b. Demos. Typically, the price for demos tracks the price for unused units, but involves an additional adjustment for mileage. This can range from $ 0.15 to $ 0.50 per mile depending on the nature of the inventory (i.e., regular units verses high-line vehicles).

2. Loaners. The establishment of the price for loaners can be a tricky negotiation. Customarily, sellers will request a price equal to its book value for the units. This includes the cost of the vehicles less any loaner incentives provided by the factory and, perhaps, less any write-down employed by the seller as part of its customary accounting (e.g., 1% per month). The Buyer on the other hand, wants the price to equate to the real value of the units based upon model year, mileage and condition. Somewhere in the negotiations these potentially-conflicting approaches must be reconciled or one or both of the parties must show some flexibility.

3. Company Vehicles. If the price for these is not already included in the price for fixed assets, the price is customarily based upon fair market value.

4. Pre-Owned Units. Many times, the parties will endeavor to employ one of the wholesale price guidelines to value pre-owned inventory (e.g., Kelley Blue Book). However, these discussions can become bogged down, especially where the condition of a unit is in question.
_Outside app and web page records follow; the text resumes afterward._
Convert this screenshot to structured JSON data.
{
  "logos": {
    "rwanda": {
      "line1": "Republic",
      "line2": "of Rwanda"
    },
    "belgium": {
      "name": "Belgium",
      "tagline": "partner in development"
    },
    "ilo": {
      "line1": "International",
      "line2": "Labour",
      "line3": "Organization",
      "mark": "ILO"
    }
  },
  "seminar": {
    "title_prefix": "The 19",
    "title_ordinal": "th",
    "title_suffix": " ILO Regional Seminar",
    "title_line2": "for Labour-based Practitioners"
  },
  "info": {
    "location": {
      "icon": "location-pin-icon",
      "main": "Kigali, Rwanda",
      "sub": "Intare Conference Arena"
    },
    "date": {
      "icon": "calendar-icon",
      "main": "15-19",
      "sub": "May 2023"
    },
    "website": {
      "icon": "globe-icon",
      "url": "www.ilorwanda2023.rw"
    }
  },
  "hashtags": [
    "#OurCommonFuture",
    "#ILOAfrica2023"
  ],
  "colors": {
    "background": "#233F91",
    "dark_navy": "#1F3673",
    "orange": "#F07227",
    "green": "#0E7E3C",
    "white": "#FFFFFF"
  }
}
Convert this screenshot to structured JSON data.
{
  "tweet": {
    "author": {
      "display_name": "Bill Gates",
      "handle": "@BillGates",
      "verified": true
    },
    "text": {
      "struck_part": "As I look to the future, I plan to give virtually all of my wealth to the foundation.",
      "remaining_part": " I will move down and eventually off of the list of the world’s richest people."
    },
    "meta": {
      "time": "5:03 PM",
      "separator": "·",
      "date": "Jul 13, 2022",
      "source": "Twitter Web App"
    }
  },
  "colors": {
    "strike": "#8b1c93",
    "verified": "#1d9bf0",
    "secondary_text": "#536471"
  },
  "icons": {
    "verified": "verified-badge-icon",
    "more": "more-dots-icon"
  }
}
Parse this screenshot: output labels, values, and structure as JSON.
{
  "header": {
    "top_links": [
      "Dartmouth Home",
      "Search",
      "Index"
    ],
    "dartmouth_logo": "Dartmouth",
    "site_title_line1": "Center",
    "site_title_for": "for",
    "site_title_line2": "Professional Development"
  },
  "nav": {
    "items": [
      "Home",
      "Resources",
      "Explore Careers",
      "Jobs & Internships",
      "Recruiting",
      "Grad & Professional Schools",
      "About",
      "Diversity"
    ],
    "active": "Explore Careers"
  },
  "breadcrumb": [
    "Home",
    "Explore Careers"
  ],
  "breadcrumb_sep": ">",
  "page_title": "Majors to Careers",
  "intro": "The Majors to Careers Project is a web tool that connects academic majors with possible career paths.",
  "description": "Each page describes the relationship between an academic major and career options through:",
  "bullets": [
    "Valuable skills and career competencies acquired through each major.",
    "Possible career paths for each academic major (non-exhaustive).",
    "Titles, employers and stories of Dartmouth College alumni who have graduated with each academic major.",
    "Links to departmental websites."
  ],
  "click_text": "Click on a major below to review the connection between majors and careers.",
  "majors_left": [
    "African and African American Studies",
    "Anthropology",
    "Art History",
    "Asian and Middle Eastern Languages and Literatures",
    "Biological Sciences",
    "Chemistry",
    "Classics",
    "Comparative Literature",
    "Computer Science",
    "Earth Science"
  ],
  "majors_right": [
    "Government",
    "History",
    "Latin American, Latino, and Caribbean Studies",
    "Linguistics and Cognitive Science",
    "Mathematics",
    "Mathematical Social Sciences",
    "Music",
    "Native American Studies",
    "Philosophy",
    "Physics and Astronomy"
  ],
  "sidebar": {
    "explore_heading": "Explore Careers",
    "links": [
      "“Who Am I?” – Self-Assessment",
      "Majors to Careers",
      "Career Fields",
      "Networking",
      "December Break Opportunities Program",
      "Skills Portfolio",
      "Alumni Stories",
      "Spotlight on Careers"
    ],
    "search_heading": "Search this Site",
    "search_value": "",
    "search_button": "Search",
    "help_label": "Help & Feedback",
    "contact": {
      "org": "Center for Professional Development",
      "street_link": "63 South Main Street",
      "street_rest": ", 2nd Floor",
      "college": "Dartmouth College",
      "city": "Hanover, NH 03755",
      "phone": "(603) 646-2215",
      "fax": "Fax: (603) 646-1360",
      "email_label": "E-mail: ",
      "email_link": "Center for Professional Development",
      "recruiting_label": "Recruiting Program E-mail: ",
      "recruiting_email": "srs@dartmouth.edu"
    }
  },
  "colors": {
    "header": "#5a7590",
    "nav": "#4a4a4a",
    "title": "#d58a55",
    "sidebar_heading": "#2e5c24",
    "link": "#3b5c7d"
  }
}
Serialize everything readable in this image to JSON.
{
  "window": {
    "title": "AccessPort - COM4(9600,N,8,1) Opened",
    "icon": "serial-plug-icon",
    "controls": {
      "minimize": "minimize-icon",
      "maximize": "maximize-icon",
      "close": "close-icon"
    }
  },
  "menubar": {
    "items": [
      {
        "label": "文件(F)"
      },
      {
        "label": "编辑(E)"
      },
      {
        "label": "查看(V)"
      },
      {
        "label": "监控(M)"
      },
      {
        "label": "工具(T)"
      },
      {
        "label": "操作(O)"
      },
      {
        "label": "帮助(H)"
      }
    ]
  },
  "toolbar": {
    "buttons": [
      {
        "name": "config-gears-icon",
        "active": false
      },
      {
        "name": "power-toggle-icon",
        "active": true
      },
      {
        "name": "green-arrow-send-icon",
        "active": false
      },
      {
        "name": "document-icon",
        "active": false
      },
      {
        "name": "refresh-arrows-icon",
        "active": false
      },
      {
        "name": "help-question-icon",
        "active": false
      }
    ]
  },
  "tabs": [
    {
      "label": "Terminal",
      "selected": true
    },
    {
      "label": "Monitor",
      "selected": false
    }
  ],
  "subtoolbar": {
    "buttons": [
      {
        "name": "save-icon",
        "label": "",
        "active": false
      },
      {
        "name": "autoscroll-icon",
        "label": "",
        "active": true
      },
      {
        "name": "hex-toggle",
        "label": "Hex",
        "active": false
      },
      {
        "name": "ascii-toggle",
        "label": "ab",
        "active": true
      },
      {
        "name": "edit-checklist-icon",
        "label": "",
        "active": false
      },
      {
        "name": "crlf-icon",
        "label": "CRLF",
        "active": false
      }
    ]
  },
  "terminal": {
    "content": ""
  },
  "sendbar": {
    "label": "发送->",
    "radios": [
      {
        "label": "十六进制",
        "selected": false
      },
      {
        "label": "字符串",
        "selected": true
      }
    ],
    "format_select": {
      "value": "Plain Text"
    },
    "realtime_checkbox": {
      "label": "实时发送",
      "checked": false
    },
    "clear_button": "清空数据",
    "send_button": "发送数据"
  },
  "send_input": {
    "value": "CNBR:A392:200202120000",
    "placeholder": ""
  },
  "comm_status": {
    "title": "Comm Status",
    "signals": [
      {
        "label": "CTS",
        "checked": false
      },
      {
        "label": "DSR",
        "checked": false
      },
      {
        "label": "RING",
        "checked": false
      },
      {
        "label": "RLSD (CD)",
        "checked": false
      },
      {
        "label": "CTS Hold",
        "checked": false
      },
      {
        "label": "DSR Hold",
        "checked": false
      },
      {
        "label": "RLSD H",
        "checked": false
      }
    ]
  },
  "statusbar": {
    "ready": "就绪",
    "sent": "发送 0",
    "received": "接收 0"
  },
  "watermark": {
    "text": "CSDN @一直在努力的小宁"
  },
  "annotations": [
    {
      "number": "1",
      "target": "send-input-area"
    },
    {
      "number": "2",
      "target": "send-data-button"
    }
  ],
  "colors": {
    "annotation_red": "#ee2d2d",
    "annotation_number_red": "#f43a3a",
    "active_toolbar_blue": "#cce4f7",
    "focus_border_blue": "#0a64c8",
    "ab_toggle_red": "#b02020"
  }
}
The better approach may be to establish a mutual price for a unit and exclude those where mutuality cannot be achieved. In the latter event, the seller can simply sell the unit at wholesale prior to, or immediately after, closing.

The point here is straight-forward. There are many details to be negotiated in a buy-sell when it comes to motor vehicles inventory. If competently addressed, significant value can be gained in a deal. If not, as the buyer, you may be absorbing hidden acquisitions costs that were not anticipated or budgeted. As a seller, you may effectively give back some of your blue sky money that you so skillfully obtained in your negotiations.